*The problem*:
The required result is the exact run of lines beginning at the one containing "Parse this screenshot: output" and ending at the last line of the entries.

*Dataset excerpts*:
........
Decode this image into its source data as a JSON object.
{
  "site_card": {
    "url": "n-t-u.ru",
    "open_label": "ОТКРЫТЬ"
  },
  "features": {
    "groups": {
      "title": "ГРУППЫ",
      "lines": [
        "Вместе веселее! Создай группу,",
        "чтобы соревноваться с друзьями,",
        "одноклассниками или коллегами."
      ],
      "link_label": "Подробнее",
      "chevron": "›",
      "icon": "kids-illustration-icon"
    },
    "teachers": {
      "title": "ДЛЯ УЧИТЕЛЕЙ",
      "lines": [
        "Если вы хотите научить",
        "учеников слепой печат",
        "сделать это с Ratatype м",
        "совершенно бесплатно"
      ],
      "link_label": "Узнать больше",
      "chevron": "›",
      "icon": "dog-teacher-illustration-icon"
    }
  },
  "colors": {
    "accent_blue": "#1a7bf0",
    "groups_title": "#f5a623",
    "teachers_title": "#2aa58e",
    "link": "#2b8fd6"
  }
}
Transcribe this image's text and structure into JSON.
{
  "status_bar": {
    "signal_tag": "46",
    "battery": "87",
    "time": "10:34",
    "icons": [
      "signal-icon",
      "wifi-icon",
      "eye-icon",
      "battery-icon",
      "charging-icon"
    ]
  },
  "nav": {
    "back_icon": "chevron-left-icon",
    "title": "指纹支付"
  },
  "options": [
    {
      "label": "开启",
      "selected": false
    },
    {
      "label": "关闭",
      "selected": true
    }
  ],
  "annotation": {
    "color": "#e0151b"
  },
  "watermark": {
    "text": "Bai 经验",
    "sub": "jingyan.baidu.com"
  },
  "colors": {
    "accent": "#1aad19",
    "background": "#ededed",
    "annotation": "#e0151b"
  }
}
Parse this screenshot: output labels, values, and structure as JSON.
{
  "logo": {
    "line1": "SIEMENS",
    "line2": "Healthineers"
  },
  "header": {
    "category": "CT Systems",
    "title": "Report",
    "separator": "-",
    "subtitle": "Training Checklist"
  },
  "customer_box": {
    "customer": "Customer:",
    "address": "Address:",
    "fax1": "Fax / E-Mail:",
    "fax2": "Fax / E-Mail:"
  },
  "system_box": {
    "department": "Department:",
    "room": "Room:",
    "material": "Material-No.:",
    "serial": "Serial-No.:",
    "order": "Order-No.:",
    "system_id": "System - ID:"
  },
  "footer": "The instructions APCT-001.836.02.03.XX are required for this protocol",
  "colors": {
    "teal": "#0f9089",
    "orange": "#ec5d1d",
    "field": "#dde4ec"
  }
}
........
*Response to this task*:
Parse this screenshot: output labels, values, and structure as JSON.
{
  "logo": {
    "line1": "SIEMENS",
    "line2": "Healthineers"
  },
  "header": {
    "category": "CT Systems",
    "title": "Report",
    "separator": "-",
    "subtitle": "Training Checklist"
  },
  "customer_box": {
    "customer": "Customer:",
    "address": "Address:",
    "fax1": "Fax / E-Mail:",
    "fax2": "Fax / E-Mail:"
  },
  "system_box": {
    "department": "Department:",
    "room": "Room:",
    "material": "Material-No.:",
    "serial": "Serial-No.:",
    "order": "Order-No.:",
    "system_id": "System - ID:"
  },
  "footer": "The instructions APCT-001.836.02.03.XX are required for this protocol",
  "colors": {
    "teal": "#0f9089",
    "orange": "#ec5d1d",
    "field": "#dde4ec"
  }
}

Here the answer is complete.